The four-mile BHS summer training course follows part of Christopher Road and crosses a field, then follows ditch service roads to Cannon Road and returns to BHS via Mesa Road and Delgado Avenue. I ran the course a few times over a three-week span, telling BHS head coach Joseph E. Garcia about my plan, and he enthusiastically encouraged me to join the group for one of its informal 6 p.m. weeknight runs.
As expected, Jared Garcia, the state qualifier and sophomore-to-be and son of Joseph and Georgia, set the pace, along with former all-state Lady Eagle Tayler Hendren, who is about to begin her New Mexico Highlands University career. While most of the runners were so far ahead that I couldn’t see them, I knew their pace was swift, and it kept my legs moving in a subconscious way.
The start seemed brisk, and it wasn’t until I was south of Camino del Llano that I felt I was running at a comfortable pace. However, I didn’t intend to run at a comfortable pace for long, other than to save something for the uphill home stretch on Delgado.

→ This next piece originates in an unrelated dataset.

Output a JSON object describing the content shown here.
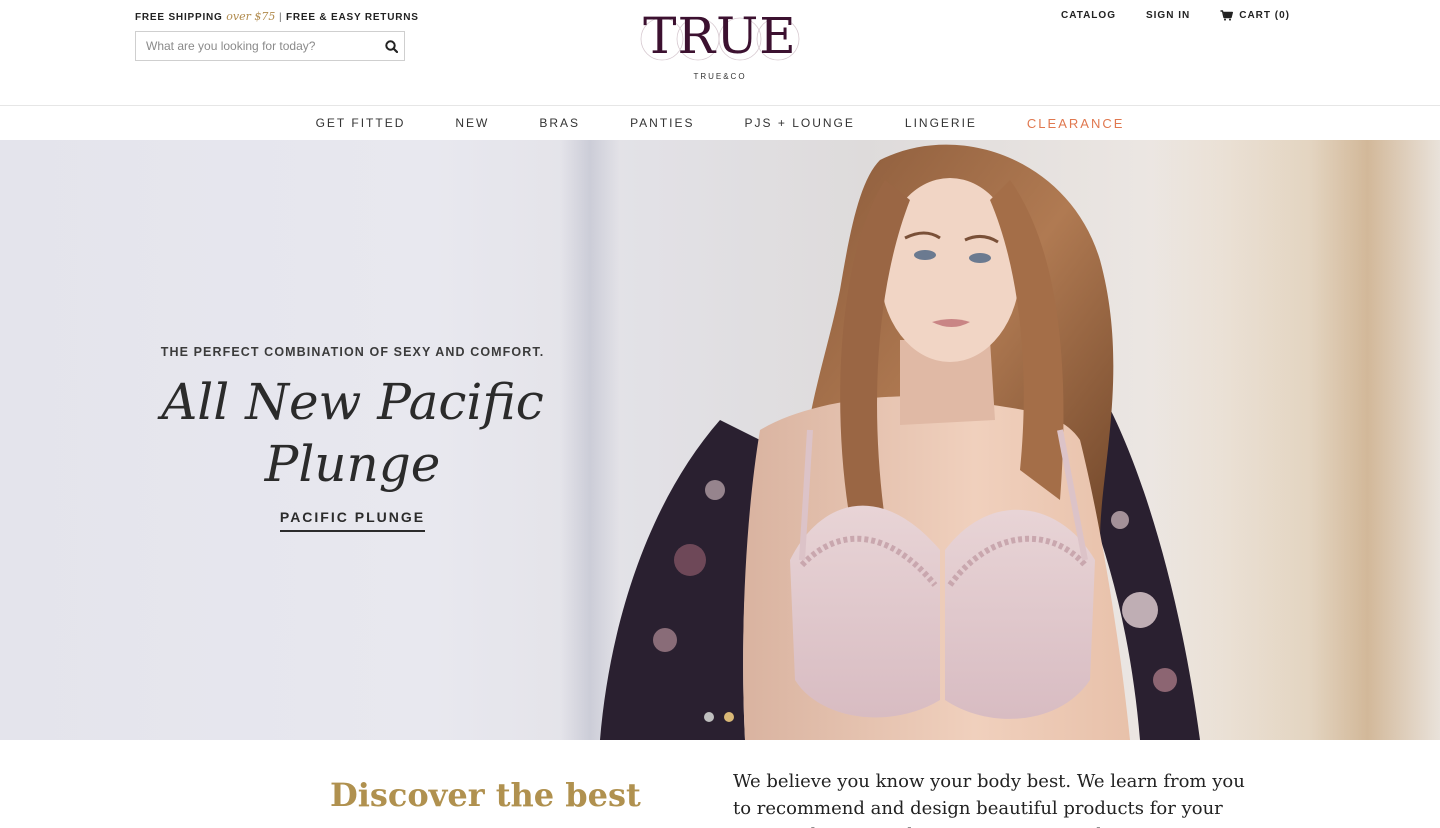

I ended up running much of the second and third mile alongside Josh Garcia, the elder brother of Jared and a former N.M. Highlands runner, who was serving as a sweep alongside a relatively inexperienced Eagle athlete. I was able to outrun them and finished my four miles in 44 minutes, 21 seconds.
After sticking around for the Eagles’ thorough stretching and a cool-down routine, which includes push-ups and crunches, I realized I worked my lungs hard, but my legs actually could have done more. At least I had a baseline time for future runs on the same route.
Some probably view four miles of running as child’s play, especially with 11-minute miles. BHS teacher Jeff Kerby probably looks at my workouts as a simple chorus of “happy birthday” compared to the Queensrÿchian complexity and depth of his round-trip bicycle rides to Albuquerque.
However, I am told exercise is about growth, and if all one can do is get off the couch and do a few push-ups or go for an evening walk, it sure beats doing nothing. I love red chile chicken stuffed sopapillas as much as the next New Mexican, but we have to burn calories from time to time.
I have heard athletes refer to running or some sports as “not a real sport,” especially if it does not involve contact or much cardiovascular exercise (sorry, billiards players, shooters and golfers — you aren’t burning calories, cart-free golfers aside.) However, I have new respect for distance- and middle-distance runners after my recent tag-along with the Eagles.
When cross country season begins soon, I will no longer be simply some creepy guy with a camera, crouched down in the weeds along the course. I’ll be a creepy guy with a camera who has actually run with one of the teams, trying to get a tiny firsthand glimpse of the sport so many seem to love.


-- Email the author at jbrooks@news-bulletin.com.